How much good news can one country handle?
If you work in the German Ministry of Finance—the Bundesfinanzministerium—you might be wondering that at the moment.
This morning the average yield on German sovereign debt turned negative for the first time ever.
This wasn't the only good news today.
The German economy is built on manufacturing, and it is by far the largest car builder in the euro area.
So data released this morning showing that European car sales were up 11 percent in March, the fastest growth in 15 months, is certainly welcome.
That is not to say the German export sector has been waiting on tenterhooks for an increase in European car sales for a boost; Germany has been running a positive trade balance for decades.
Unemployment is at an all-time low, and employment in the economy has never been higher.
Which is great for the German economy. Even better, it has the added benefit of a falling currency.
Importantly for Germany, it has managed all this without stoking inflation.

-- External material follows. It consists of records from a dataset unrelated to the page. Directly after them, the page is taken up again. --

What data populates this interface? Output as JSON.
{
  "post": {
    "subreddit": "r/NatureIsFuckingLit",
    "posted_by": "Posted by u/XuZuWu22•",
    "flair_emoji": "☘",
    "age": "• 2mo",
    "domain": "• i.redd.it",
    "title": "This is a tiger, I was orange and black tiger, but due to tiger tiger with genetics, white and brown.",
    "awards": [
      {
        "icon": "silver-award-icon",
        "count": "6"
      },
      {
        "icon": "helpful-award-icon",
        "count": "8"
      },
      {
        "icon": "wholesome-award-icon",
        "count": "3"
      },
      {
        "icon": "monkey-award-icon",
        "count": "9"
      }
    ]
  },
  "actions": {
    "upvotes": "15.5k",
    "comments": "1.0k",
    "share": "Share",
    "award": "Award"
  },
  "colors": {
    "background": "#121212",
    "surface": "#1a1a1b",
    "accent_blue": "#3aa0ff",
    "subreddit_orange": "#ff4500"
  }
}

With this background, it should come as no surprise that Germany is determined (and able) to balance its budget.
So no shortage of customers, no shortage of jobs for its citizens, and no shortage of revenue. Has any country ever had it so good?
In fact, as projections released by Eurostat this morning show that the only thing Germany is likely to have a shortage of soon is Germans.

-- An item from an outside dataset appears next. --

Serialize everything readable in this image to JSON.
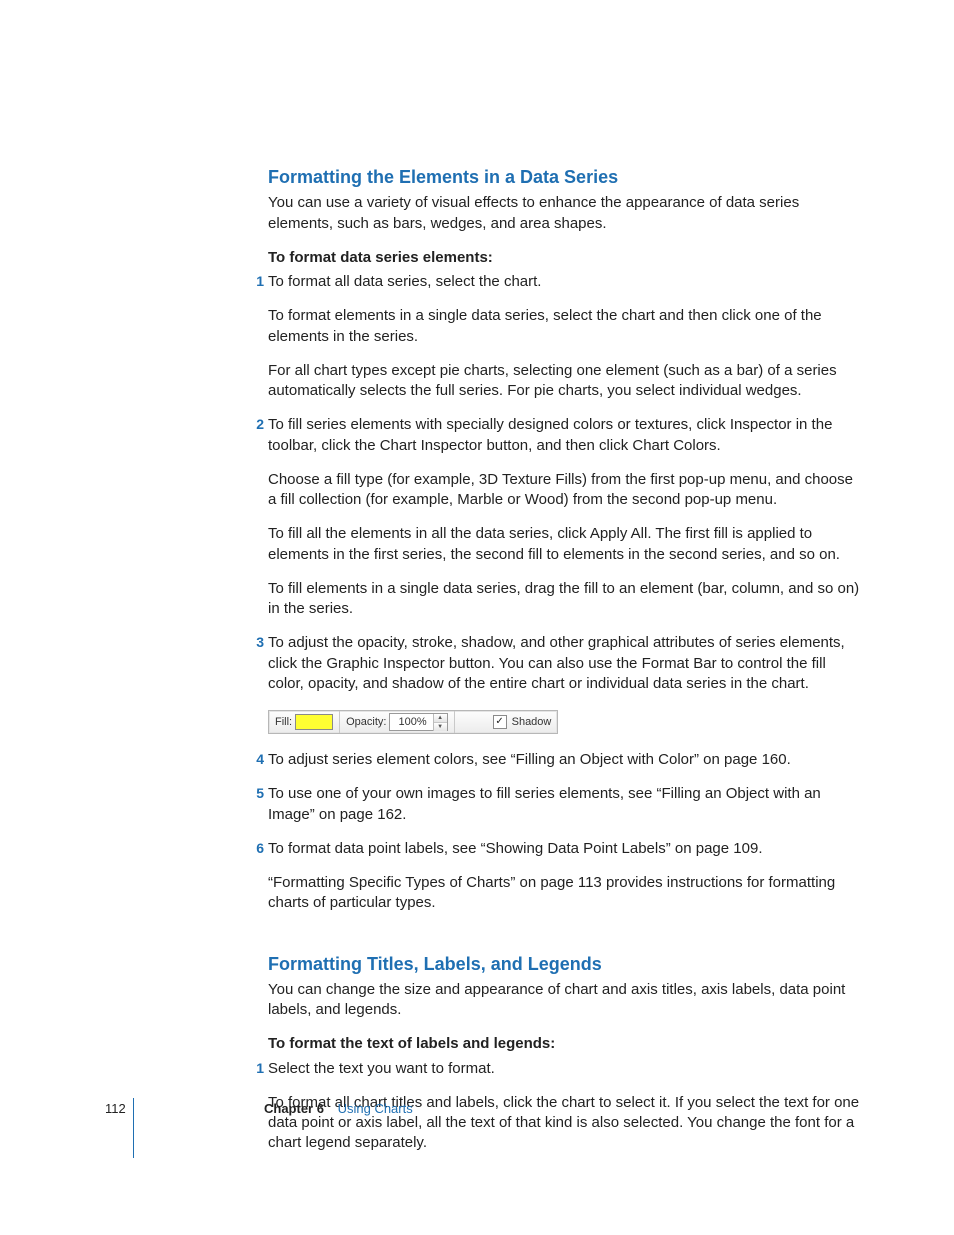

Germany currently has the lowest proportion of population under the age of 15 of any country in the European Union, and Eurostat's projections indicate that will continue to be the case for the foreseeable future.

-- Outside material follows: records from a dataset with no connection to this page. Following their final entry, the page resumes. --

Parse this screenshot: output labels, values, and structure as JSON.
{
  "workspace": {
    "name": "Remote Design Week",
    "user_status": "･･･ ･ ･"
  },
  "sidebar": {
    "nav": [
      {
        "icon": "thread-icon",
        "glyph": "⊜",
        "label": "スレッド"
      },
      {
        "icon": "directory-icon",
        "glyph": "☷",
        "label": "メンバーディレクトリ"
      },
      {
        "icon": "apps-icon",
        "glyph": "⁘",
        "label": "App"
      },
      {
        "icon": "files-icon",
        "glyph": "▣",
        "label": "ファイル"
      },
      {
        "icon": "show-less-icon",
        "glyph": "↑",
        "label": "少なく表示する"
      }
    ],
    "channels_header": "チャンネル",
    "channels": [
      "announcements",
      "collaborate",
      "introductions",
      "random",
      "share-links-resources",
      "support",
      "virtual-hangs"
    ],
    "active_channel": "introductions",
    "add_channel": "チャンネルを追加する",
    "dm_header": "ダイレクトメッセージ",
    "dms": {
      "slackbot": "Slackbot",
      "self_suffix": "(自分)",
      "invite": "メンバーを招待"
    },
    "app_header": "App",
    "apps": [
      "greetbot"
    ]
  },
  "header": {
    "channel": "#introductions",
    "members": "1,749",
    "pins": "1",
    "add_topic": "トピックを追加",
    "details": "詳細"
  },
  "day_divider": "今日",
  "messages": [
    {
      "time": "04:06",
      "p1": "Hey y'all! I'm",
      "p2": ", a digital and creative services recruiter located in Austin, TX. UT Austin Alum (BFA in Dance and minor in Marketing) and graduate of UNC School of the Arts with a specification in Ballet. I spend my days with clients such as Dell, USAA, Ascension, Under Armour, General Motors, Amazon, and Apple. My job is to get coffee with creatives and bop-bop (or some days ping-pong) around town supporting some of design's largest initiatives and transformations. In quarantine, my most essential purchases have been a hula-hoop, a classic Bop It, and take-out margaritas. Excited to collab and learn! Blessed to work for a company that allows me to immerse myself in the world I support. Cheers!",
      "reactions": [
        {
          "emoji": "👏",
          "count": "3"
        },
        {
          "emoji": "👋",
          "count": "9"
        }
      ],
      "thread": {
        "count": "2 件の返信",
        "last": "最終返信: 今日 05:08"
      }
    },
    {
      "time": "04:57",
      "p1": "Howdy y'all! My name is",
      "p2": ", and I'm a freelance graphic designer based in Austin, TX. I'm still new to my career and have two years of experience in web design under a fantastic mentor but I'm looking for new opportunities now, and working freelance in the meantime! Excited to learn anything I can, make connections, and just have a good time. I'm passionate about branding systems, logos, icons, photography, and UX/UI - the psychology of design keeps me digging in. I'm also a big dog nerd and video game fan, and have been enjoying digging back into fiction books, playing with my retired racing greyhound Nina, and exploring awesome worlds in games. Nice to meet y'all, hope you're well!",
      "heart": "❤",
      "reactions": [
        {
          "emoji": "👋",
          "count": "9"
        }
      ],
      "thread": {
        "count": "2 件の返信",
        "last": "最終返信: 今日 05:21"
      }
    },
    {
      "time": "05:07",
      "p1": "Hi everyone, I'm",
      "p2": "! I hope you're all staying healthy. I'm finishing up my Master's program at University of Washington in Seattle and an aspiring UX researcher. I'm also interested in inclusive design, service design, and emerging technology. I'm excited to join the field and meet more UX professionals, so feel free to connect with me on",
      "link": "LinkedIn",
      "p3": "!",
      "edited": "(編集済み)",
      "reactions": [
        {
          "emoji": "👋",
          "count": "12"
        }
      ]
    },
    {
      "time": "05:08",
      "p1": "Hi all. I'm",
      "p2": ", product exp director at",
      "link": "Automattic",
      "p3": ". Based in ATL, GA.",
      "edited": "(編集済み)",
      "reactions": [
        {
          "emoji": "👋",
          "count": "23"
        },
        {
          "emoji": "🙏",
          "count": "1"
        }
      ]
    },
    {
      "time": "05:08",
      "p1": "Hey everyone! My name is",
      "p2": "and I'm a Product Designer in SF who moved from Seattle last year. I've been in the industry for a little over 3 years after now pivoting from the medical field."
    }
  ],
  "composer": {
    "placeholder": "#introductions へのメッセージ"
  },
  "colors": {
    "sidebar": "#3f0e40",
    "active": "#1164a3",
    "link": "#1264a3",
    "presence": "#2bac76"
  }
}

The Bundesfinanzministerium, however, may view that as a problem outside their remit to solve.